Community Research and Development Information Service - CORDIS

Deliverable: bacterial community classification of harvest location of cod

Composition and diversity within the bacterial assemblage
Phylogenetic analysis revealed that there was substantial diversity among sequences and when compared with database sequences, they were most similar to isolates and clones retrieved from marine samples. Sequences corresponding to the ?-proteobacteria dominated the clonal libraries for each sampling site and had high similarity (97-100%) to 16S rDNA sequences of Photobacterium sp., Psychrobacter sp., Acinetobacter sp. and Alteromonas sp. In contrast, ?-proteobacteria dominate free-living water marine bacteroplankton communities. Indeed, only a single member of the ?-proteobacterial group, with a 100% 16S rRNA gene identity to Loktanella salsilacus, was identified in our study and it comprised 4% of the Icelandic Sea clone library only. ?-Proteobacteria dominate libraries of bacteria isolated from marine systems. Clones clustering with 16S rDNA sequences from the CFB group showed the lowest level of similarity to published 16S rDNA sequence data, with two clones showing only a 92% similarity to the nearest relative (Bacteroides sp. ASF519) and it is possible that these clonal sequences (Accession Numbers DQ263705 and DQ263706) might represent novel genera.
Discriminant analyses clustered T-RFLPs by sample location, suggesting that the biogeography of bacterial communities differs significantly with water mass location. In this study, members of ?-proteobacteria consistently dominated cod epidermal communities throughout the North-East Atlantic, in correspondence with previous studies of the bacterial flora of fish indigenous to this area. However, within the ?-proteobacterial group, there were site-specific differences in the numbers of cod colonised by either Photobacterium sp. or Psychrobacter sp.. These results are in agreement with previous studies based upon culturable bacteria which showed that samples from spatially distinct sites were frequently dominated by different species. This study confirms the ubiquity of the CFB previously reported for marine samples.
If we assume no PCR (or other) bias, the dominant phylotypes detected in this study using T-RFLP are found to be existing in significant abundance, and must be assumed highly active. The oligotrophic nature of sea water and scarcity of nutrients mean that bacterial association with attached surfaces (such as marine aggregates and organisms) represents a good growth strategy and explains the composition of communities within fish epidermal mucous. Organisms related to the ?-proteobacteria (similar to those identified in this study) have been found to make up a significant proportion of particle-attached communities and to dominate these communities at depths greater than 50 m, similar to the depths at which the dermersal cod exist. Bacteria related to Psychrobacter sp., Acinetobacter sp. and Photobacterium sp. have all been previously isolated from fish; Photobacterium sp. (and closely related Vibrio sp.) have received much attention due to their luminous symbioses with marine organisms and chemotactic response to fish mucous.
In this study, relatively high levels of CFB bacteria on all fish sampled were found. This correlates well with their affinity for nutrient-rich environments and the phenotypic property of the group for the degradation of HMW compounds and biopolymers. Since mucous consists primarily of hydrated long chain polysaccharides, it is very likely that CFB bacteria are well adapted to metabolise this abundant source of dissolved organic matter (DOM). In a review of the group, Kirchman states that the levels of DOM in oceans is too low to support the high abundance of CFB bacteria that are found in a free-living state and suggests that it is the release of these bacteria from associated communities which contributes to these unusually high numbers. The CFB bacteria were found to be a dominant group in the mucous of almost all cod sampled in this study. It is therefore likely that these fish-associated communities serve as a significant reservoir for the group in aquatic systems.

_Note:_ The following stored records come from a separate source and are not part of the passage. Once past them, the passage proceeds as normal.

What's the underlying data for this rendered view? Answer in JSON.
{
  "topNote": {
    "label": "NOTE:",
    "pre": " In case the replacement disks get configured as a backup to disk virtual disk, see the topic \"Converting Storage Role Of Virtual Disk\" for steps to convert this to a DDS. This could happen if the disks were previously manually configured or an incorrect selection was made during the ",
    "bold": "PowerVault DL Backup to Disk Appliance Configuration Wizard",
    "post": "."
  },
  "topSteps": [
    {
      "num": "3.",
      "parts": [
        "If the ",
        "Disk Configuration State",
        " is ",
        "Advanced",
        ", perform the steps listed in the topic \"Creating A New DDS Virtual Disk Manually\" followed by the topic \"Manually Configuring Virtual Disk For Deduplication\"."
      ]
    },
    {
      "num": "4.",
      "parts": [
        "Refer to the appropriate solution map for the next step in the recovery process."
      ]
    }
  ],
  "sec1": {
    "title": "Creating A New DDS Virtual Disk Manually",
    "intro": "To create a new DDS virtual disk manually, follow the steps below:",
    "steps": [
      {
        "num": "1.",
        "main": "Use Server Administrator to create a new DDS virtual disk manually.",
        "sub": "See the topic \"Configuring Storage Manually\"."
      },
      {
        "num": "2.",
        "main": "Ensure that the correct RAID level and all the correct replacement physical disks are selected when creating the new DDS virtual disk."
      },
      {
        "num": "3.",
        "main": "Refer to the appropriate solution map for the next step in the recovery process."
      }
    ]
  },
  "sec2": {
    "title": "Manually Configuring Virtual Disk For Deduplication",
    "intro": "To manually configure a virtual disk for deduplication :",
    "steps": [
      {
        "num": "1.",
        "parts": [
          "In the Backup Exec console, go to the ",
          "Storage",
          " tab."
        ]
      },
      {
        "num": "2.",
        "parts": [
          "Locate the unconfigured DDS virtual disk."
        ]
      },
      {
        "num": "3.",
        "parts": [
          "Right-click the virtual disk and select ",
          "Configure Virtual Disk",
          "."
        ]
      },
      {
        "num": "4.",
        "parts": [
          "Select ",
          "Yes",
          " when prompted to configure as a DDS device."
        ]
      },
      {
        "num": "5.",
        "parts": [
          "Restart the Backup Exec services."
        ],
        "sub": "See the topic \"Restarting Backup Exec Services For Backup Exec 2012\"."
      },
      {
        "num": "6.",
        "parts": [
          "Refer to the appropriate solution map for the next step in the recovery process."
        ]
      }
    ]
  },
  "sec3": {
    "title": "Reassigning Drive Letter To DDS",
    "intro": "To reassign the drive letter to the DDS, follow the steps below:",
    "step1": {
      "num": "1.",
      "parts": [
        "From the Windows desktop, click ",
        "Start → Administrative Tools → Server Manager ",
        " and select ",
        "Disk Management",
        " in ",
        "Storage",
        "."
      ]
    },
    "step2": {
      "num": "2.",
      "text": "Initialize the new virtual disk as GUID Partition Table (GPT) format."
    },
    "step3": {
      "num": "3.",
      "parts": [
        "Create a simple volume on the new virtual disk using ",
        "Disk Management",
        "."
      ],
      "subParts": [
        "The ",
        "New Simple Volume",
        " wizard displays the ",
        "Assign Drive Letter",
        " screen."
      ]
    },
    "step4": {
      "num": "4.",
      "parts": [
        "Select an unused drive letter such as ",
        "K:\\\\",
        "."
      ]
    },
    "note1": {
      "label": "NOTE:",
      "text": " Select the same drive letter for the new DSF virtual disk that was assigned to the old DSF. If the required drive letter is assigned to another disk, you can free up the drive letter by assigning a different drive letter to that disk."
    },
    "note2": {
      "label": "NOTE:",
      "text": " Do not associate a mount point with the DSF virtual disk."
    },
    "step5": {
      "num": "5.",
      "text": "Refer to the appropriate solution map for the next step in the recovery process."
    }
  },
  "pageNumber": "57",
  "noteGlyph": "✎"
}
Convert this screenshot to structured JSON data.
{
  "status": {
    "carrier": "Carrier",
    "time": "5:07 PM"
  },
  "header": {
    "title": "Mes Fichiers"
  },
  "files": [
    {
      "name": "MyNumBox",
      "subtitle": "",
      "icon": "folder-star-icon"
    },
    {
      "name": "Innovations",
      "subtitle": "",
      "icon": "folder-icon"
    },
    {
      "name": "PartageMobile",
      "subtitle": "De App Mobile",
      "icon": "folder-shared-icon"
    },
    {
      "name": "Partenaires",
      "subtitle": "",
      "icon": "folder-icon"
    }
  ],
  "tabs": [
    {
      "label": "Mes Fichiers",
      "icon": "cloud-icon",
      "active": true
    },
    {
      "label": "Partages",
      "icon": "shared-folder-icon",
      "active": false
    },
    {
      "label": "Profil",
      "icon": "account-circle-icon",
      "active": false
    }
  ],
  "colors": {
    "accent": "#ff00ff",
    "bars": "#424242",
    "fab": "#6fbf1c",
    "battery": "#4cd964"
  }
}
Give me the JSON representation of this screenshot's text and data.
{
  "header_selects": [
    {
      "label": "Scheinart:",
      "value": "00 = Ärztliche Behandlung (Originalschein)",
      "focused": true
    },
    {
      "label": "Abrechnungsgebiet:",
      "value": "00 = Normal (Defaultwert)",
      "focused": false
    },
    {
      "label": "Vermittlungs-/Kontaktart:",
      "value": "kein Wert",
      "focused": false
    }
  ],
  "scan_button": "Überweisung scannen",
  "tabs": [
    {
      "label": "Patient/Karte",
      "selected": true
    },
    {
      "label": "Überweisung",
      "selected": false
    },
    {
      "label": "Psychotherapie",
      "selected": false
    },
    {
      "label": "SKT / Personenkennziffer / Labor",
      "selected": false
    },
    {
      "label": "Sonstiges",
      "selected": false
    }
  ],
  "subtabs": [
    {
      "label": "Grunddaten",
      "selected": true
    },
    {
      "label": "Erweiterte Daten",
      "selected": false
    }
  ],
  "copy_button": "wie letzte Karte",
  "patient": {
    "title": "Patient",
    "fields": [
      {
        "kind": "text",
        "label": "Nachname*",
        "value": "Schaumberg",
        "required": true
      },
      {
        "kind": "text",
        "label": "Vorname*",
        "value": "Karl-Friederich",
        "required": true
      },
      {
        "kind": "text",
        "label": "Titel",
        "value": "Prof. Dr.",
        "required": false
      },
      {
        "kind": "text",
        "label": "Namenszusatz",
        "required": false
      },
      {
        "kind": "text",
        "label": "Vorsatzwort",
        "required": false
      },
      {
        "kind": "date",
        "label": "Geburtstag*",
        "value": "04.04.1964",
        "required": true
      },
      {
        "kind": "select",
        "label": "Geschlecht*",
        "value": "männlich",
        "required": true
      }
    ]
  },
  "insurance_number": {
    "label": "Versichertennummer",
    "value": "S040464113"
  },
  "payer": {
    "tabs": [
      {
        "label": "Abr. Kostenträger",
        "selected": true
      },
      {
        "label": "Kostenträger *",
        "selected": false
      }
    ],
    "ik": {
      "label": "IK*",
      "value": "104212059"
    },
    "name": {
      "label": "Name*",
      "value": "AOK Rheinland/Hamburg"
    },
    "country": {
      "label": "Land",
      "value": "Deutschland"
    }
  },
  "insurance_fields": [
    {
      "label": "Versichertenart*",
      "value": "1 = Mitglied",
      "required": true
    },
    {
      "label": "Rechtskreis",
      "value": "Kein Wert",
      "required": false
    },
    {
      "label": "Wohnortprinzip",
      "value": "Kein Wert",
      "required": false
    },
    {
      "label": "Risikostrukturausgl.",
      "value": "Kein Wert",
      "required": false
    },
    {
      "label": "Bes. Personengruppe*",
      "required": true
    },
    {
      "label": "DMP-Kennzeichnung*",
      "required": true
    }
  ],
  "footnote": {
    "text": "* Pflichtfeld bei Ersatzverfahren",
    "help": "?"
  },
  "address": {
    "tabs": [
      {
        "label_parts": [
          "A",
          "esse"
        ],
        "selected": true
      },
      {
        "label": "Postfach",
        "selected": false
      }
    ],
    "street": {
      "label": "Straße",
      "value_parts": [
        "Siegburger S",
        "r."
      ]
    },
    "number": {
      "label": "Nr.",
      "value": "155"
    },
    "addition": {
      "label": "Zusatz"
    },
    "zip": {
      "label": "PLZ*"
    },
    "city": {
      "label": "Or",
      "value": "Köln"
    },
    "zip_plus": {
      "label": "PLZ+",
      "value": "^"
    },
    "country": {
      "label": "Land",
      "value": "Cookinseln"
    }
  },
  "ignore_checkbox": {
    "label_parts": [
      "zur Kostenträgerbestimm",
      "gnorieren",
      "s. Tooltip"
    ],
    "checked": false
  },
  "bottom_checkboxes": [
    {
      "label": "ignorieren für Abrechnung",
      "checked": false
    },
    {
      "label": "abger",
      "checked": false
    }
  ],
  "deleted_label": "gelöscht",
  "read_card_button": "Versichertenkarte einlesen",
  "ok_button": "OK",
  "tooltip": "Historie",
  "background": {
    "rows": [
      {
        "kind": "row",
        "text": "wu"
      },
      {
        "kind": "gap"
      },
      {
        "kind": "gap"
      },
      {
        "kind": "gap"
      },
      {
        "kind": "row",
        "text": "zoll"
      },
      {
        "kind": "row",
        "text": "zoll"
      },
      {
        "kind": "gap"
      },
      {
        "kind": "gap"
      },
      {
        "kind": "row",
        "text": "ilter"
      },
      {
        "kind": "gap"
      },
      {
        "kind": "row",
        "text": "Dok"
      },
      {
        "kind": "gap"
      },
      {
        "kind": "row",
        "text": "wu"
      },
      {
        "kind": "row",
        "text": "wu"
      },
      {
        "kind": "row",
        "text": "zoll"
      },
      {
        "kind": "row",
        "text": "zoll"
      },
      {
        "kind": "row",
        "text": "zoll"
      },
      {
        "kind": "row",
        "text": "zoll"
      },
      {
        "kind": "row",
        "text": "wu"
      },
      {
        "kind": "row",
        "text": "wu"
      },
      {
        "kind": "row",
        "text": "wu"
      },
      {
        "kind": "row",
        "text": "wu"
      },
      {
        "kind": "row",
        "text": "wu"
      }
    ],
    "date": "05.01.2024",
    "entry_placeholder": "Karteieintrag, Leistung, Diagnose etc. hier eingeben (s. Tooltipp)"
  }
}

The work in this study confirmed that a relative few phylogenetic clusters dominated the assemblages in the epidermal mucous of Atlantic Cod and that these comprised both resident and transient organisms. The data obtained in this study suggest that there may be a stable periodicity to bacterial community structure but the degree to which temporal and spatial scales affect this composition cannot be elucidated without analysing additional data over an extended sampling period.

Ultimately, the classification success varied from season to season, but this data when analysed across seasons and sites simultaneously (see Chapter 3G- classification by combined analysis) classification was at 78.3% overall. This is a very high success rate for classification, and indicates that this method is worth continued development as a tool for the traceability of cod.

Reported by

Follow us on: RSS Facebook Twitter YouTube Managed by the EU Publications Office Top